--- RECORDS FOR THIS EXERCISE ---

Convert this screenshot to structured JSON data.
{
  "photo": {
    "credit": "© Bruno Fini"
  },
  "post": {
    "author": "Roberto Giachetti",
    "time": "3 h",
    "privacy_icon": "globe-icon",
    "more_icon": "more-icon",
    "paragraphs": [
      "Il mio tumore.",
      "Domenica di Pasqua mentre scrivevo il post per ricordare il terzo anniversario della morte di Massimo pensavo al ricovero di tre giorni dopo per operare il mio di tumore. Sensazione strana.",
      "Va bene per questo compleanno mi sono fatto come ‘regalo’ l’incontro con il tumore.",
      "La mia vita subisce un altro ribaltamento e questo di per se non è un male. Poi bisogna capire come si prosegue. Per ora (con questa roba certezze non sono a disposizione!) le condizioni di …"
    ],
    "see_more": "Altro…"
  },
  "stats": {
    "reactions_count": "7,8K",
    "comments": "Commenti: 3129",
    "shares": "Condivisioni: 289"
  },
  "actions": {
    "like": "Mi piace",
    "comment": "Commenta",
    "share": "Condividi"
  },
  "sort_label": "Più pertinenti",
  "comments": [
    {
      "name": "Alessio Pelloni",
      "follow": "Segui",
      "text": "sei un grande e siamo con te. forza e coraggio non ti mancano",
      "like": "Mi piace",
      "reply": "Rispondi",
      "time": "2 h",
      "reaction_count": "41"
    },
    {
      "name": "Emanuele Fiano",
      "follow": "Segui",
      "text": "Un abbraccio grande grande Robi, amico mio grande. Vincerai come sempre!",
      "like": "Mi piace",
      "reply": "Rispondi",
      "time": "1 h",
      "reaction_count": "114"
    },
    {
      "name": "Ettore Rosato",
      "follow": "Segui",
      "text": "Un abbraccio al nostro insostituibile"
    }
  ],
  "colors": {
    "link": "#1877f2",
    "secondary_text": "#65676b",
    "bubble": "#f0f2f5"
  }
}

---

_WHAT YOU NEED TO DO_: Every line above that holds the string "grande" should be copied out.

_SOLUTION FOR THIS EXERCISE_:
      "text": "sei un grande e siamo con te. forza e coraggio non ti mancano",
      "text": "Un abbraccio grande grande Robi, amico mio grande. Vincerai come sempre!",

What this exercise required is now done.